_ASSIGNMENT_
Search the entries for the word "data" and pull out each line that has it.

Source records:
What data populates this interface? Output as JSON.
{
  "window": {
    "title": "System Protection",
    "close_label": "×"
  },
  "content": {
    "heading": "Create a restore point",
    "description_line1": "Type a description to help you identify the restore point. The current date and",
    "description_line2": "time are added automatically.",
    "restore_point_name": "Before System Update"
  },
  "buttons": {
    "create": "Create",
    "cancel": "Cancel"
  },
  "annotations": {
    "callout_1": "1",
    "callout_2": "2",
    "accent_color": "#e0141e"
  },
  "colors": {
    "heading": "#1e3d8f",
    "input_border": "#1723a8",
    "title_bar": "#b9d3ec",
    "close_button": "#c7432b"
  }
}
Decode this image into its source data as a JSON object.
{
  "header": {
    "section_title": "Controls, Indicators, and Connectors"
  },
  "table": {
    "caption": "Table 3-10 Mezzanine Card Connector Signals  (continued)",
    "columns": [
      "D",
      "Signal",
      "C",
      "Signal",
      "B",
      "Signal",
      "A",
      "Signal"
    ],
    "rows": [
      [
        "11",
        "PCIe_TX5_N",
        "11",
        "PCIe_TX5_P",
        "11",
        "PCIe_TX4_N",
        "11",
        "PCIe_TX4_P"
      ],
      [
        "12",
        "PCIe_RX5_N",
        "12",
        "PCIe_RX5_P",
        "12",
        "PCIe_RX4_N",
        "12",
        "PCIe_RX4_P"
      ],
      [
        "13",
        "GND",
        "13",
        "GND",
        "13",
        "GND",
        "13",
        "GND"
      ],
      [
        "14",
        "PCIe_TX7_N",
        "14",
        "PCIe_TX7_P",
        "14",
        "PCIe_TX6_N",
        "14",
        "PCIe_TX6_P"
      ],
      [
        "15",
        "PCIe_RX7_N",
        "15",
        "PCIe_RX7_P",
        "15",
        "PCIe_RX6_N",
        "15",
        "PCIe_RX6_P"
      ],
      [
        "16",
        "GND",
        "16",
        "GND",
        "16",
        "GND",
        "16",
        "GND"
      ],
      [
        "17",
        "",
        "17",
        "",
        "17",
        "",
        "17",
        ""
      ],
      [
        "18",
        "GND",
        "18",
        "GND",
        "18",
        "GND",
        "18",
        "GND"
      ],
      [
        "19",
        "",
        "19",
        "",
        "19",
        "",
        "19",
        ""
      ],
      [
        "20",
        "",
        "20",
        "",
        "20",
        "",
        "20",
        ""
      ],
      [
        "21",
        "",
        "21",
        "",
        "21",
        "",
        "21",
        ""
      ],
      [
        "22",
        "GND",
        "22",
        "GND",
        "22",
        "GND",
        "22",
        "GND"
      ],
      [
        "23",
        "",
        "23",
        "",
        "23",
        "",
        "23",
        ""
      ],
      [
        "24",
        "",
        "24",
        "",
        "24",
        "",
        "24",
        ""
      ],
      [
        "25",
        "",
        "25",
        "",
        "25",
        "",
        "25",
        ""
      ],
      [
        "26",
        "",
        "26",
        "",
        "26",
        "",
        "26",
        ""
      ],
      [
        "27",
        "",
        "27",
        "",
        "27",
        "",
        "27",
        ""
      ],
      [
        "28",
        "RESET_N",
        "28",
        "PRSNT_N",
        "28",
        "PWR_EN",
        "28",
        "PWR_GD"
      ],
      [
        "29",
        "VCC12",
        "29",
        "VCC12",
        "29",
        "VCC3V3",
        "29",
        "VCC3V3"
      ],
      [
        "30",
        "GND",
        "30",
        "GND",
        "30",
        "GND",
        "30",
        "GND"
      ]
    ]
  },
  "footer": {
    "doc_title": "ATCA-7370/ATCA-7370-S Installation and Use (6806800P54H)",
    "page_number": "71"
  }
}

_ANSWER AREA_
What data populates this interface? Output as JSON.
Decode this image into its source data as a JSON object.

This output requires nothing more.